BEGIN Available data

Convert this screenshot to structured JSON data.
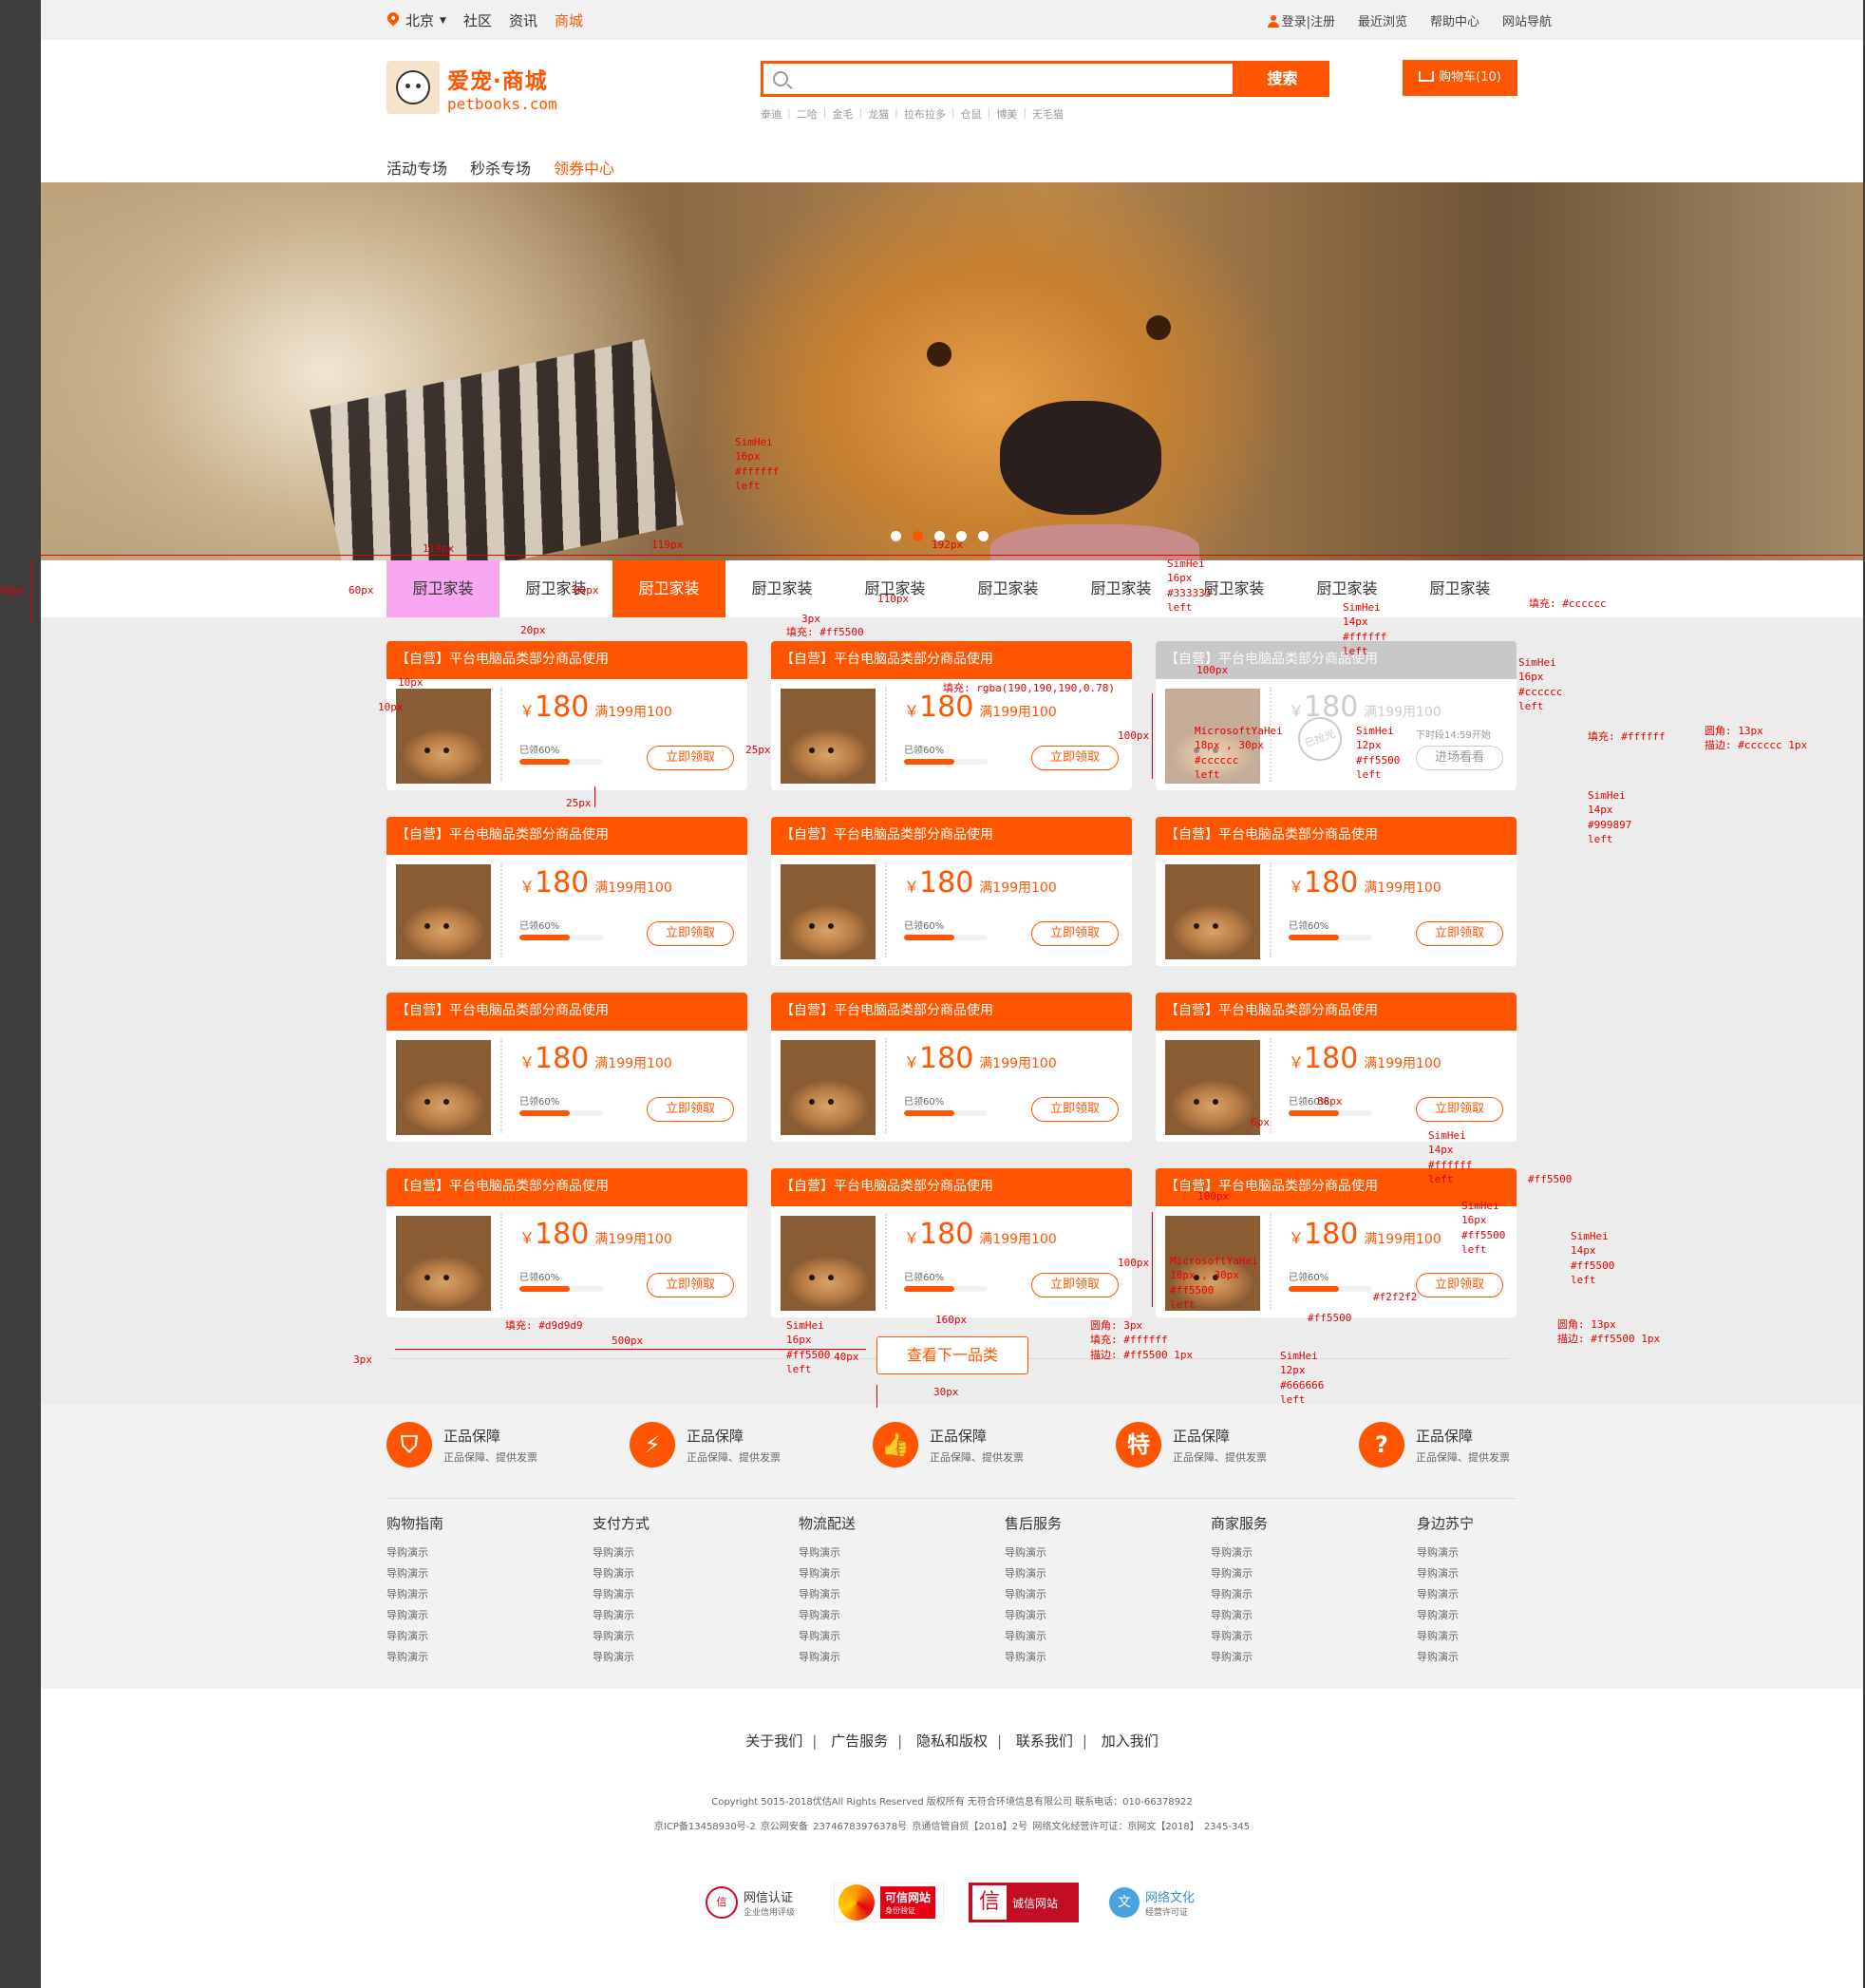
{
  "topbar": {
    "city": "北京",
    "links": [
      "社区",
      "资讯",
      "商城"
    ],
    "active_link": "商城",
    "right_links": [
      "登录|注册",
      "最近浏览",
      "帮助中心",
      "网站导航"
    ]
  },
  "logo": {
    "title": "爱宠·商城",
    "domain": "petbooks.com"
  },
  "search": {
    "placeholder": "",
    "button": "搜索"
  },
  "hot_words": [
    "泰迪",
    "二哈",
    "金毛",
    "龙猫",
    "拉布拉多",
    "仓鼠",
    "博美",
    "无毛猫"
  ],
  "cart": {
    "label": "购物车(10)"
  },
  "nav": {
    "items": [
      "活动专场",
      "秒杀专场",
      "领券中心"
    ],
    "active": "领券中心"
  },
  "banner": {
    "dot_count": 5,
    "active_dot": 1
  },
  "category_tabs": [
    "厨卫家装",
    "厨卫家装",
    "厨卫家装",
    "厨卫家装",
    "厨卫家装",
    "厨卫家装",
    "厨卫家装",
    "厨卫家装",
    "厨卫家装",
    "厨卫家装"
  ],
  "active_tab": 2,
  "coupon": {
    "title": "【自营】平台电脑品类部分商品使用",
    "currency": "￥",
    "amount": "180",
    "condition": "满199用100",
    "taken_label": "已领60%",
    "progress": 0.6,
    "button": "立即领取"
  },
  "gone_coupon": {
    "stamp": "已抢光",
    "start_text": "下时段14:59开始",
    "button": "进场看看"
  },
  "more_button": "查看下一品类",
  "guarantees": [
    {
      "icon": "shield-icon",
      "title": "正品保障",
      "sub": "正品保障、提供发票"
    },
    {
      "icon": "bolt-icon",
      "title": "正品保障",
      "sub": "正品保障、提供发票"
    },
    {
      "icon": "thumb-icon",
      "title": "正品保障",
      "sub": "正品保障、提供发票"
    },
    {
      "icon": "special-icon",
      "title": "正品保障",
      "sub": "正品保障、提供发票",
      "glyph": "特"
    },
    {
      "icon": "question-icon",
      "title": "正品保障",
      "sub": "正品保障、提供发票",
      "glyph": "?"
    }
  ],
  "footer_columns": [
    {
      "title": "购物指南",
      "items": [
        "导购演示",
        "导购演示",
        "导购演示",
        "导购演示",
        "导购演示",
        "导购演示"
      ]
    },
    {
      "title": "支付方式",
      "items": [
        "导购演示",
        "导购演示",
        "导购演示",
        "导购演示",
        "导购演示",
        "导购演示"
      ]
    },
    {
      "title": "物流配送",
      "items": [
        "导购演示",
        "导购演示",
        "导购演示",
        "导购演示",
        "导购演示",
        "导购演示"
      ]
    },
    {
      "title": "售后服务",
      "items": [
        "导购演示",
        "导购演示",
        "导购演示",
        "导购演示",
        "导购演示",
        "导购演示"
      ]
    },
    {
      "title": "商家服务",
      "items": [
        "导购演示",
        "导购演示",
        "导购演示",
        "导购演示",
        "导购演示",
        "导购演示"
      ]
    },
    {
      "title": "身边苏宁",
      "items": [
        "导购演示",
        "导购演示",
        "导购演示",
        "导购演示",
        "导购演示",
        "导购演示"
      ]
    }
  ],
  "footer_links": [
    "关于我们",
    "广告服务",
    "隐私和版权",
    "联系我们",
    "加入我们"
  ],
  "copyright": "Copyright  5015-2018优估All Rights Reserved 版权所有  无符合环境信息有限公司    联系电话：010-66378922",
  "licenses": "京ICP备13458930号-2        京公网安备 23746783976378号        京通信管自贸【2018】2号        网络文化经营许可证：京网文【2018】 2345-345",
  "badges": [
    {
      "name": "网信认证",
      "sub": "企业信用评级"
    },
    {
      "name": "可信网站",
      "sub": "身份验证"
    },
    {
      "name": "诚信网站",
      "sub": ""
    },
    {
      "name": "网络文化",
      "sub": "经营许可证"
    }
  ],
  "colors": {
    "accent": "#ff5500",
    "gray_bg": "#ececec",
    "pink_tab": "#f8a8f0",
    "muted": "#cccccc",
    "annotation": "#e60000"
  },
  "annotations": {
    "a1": "SimHei",
    "a2": "16px",
    "a3": "#ffffff",
    "a4": "left",
    "w119": "119px",
    "w119b": "119px",
    "w192": "192px",
    "h60": "60px",
    "h60b": "60px",
    "fill_ff5500": "填充: #ff5500",
    "px3": "3px",
    "px20": "20px",
    "px110": "110px",
    "px60": "60px",
    "b1": "SimHei",
    "b2": "16px",
    "b3": "#333333",
    "b4": "left",
    "c_fill": "填充: #cccccc",
    "d1": "SimHei",
    "d2": "14px",
    "d3": "#ffffff",
    "d4": "left",
    "e1": "SimHei",
    "e2": "16px",
    "e3": "#cccccc",
    "e4": "left",
    "rgba": "填充: rgba(190,190,190,0.78)",
    "f1": "MicrosoftYaHei",
    "f2": "18px , 30px",
    "f3": "#cccccc",
    "f4": "left",
    "g1": "SimHei",
    "g2": "12px",
    "g3": "#ff5500",
    "g4": "left",
    "fill_fff": "填充: #ffffff",
    "radius13": "圆角: 13px",
    "stroke_ccc": "描边: #cccccc  1px",
    "h1": "SimHei",
    "h2": "14px",
    "h3": "#999897",
    "h4": "left",
    "px10": "10px",
    "px10b": "10px",
    "px25": "25px",
    "px25b": "25px",
    "px100": "100px",
    "px100b": "100px",
    "px100c": "100px",
    "px100d": "100px",
    "px88": "88px",
    "px6": "6px",
    "i1": "SimHei",
    "i2": "14px",
    "i3": "#ffffff",
    "i4": "left",
    "i5": "#ff5500",
    "j1": "SimHei",
    "j2": "16px",
    "j3": "#ff5500",
    "j4": "left",
    "k1": "SimHei",
    "k2": "14px",
    "k3": "#ff5500",
    "k4": "left",
    "l1": "MicrosoftYaHei",
    "l2": "18px , 30px",
    "l3": "#ff5500",
    "l4": "left",
    "f2f2f2": "#f2f2f2",
    "ff5500b": "#ff5500",
    "radius13b": "圆角: 13px",
    "stroke_ff5500": "描边: #ff5500  1px",
    "m1": "SimHei",
    "m2": "12px",
    "m3": "#666666",
    "m4": "left",
    "fill_d9": "填充: #d9d9d9",
    "px500": "500px",
    "px3b": "3px",
    "n1": "SimHei",
    "n2": "16px",
    "n3": "#ff5500",
    "n4": "left",
    "px40": "40px",
    "px160": "160px",
    "px30": "30px",
    "o1": "圆角: 3px",
    "o2": "填充: #ffffff",
    "o3": "描边: #ff5500  1px"
  }
}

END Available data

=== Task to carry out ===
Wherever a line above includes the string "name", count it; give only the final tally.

=== Solution ===
4